Wednesday, May 12, 2010

How To Make A Pug Cake


I did a pug groom’s cake last week, so I thought I’d post some basic photos of the steps I took to make it.

The first thing you need to do is cut the cakes and get the basic dog shape. It’s helpful to go online to get pictures of the specific breed in the position you want it to be in, since every dog sits and lies down in a different way. For this one I used a sheet plus a couple of small rounds to stack for the head, then I carved them into shape and crumb-coated the whole thing. There are no dowels or supports needed for this one since it wasn’t too tall, and none of the cakes are overhanging ones underneath them.




After the crumb coat is on, put some fondant rolls on the areas where there needs to be details that come from depth. Pugs obviously have a lot of wrinkles, so I put small rolls of fondant on the areas where the skin would be protruding on the dog. Don’t make the rolls too big, because the fondant is going to cover it, and whatever is under it will be increased in size once the whole thing is covered.

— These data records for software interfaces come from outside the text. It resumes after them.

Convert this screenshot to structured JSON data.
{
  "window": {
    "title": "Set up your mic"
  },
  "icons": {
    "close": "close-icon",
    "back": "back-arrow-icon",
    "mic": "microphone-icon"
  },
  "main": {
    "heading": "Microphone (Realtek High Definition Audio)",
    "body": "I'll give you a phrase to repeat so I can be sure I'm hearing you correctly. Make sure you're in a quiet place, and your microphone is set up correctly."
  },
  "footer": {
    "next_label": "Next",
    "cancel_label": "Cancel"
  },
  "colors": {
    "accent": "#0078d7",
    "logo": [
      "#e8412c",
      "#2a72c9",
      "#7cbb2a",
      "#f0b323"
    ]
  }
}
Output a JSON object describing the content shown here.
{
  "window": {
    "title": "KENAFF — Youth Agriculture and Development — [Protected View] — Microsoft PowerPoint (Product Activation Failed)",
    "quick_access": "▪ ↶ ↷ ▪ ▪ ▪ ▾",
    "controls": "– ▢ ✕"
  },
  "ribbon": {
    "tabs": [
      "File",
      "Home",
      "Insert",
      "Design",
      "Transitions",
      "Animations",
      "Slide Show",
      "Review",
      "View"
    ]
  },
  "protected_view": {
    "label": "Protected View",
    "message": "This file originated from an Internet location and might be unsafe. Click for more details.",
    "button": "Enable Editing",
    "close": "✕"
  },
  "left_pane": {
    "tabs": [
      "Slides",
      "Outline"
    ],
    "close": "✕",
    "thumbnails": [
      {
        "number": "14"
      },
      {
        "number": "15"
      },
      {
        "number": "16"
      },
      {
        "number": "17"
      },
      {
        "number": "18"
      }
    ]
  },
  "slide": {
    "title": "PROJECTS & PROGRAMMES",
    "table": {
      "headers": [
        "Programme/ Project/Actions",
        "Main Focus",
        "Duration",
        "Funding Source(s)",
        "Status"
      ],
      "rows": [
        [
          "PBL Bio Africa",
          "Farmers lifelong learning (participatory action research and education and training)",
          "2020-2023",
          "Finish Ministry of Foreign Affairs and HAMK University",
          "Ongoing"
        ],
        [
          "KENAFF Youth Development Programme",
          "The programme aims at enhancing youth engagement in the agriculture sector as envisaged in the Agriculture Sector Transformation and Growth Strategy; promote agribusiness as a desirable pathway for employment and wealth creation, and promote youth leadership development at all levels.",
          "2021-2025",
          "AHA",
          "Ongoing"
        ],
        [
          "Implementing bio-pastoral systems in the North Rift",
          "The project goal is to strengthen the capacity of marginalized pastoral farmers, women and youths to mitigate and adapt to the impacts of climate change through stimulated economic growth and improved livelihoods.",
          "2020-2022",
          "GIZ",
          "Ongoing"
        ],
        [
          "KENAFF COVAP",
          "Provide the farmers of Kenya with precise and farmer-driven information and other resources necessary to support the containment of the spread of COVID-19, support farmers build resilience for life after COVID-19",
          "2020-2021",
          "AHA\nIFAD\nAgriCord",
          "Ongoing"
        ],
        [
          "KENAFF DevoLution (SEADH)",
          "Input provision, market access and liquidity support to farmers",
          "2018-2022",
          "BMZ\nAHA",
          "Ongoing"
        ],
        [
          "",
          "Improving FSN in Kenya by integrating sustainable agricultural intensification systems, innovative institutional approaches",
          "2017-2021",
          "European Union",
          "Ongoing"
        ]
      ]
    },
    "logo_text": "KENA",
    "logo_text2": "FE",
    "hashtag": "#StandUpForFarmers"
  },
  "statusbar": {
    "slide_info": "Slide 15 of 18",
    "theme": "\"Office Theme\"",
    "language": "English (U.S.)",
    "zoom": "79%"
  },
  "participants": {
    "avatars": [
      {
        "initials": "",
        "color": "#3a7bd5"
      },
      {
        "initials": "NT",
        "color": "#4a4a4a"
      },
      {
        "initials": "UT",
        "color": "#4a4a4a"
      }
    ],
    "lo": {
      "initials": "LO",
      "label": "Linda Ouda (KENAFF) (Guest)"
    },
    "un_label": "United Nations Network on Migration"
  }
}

Next, cover the cake and press the fondant into the shapes that you want, using the rolls underneath as a guide to getting the right features. I added fondant ears at this point, but not the eyes yet.





Now airbrush the dog the color that you want. This pug was a fawn one, so I used a little ivory food coloring thinned out in vodka. If I was making a black pug I’d use black fondant to cover the cake instead of airbrushing the color on, because that would be a heinous mess. If you don’t have an airbrush you can do this with a good-quality paintbrush (make sure that the hairs don’t fall out, don’t use a cheap brush!) or a foam paintbrush and food coloring.



Airbrush in the details, including shadowing, and then add the eyeballs. I put another roll of fondant over the eyes at this point, too, for the little eyelids. The cake will look shiny because of the food coloring on it, but once it dries the shine will go away. DO NOT TOUCH the cake while it’s shiny, or the color will wipe off!





I use a paintbrush to do the eyes on dog cakes, not the airbrush. Small details like
that need to be done with a more precise color than the airbrush can give you. Once that’s done, you can add any details, like toys or a collar, or in this case, a tongue. I wanted to give him a snaggletooth, but that would be for a bulldog, not a pug, oh well.

 Kara Buntin owns A Cake To Remember LLC in Richmond VA, and cake supplies online at www.acaketoremember.com and www.acaketoremember.etsy.com

13 comments:

Diana Viera said...

That is too cute!

Yuma Cake! said...

Kara-that's awesome!!

Pam said...

I was sent here by my neighbor and our mutual friend in RI. I have a pug, Pearl, and she thought I might appreciate this adorable cake. She was right! Too cute.

Anonymous said...

awesome fantastic job kara! thanks for the tips :D
cindy

Uniqueask said...

This is absoutely awesome.

cakesbybarbara said...

awesome!

Jenniffer said...

Wow! This looks great! I have a sculpted bulldog cakes on the books and I am a little nervous. I will be using some of your tips for sure!!

Kara said...
This comment has been removed by the author.
Kara said...

Too many typos...I had said that you should just make sure to look at a lot of pictures of the dog before you do the cake, since they all sit/stand/lie down differently, and if you don't get the basic proportions right it ends up looking like a different breed!

Selena Ze Arteest said...

He is alive!

Unknown said...

How many layers precisely ?

Kara Buntin said...

I'm not sure, it would depend on how much cake you neeed to end up with. I do each one on a case-by case basis but this looks like I used a 9x13 plus a 7x11 trimmed down, and a few round ones for the head.

Kara Buntin said...

I'm not sure, it would depend on how much cake you neeed to end up with. I do each one on a case-by case basis but this looks like I used a 9x13 plus a 7x11 trimmed down, and a few round ones for the head.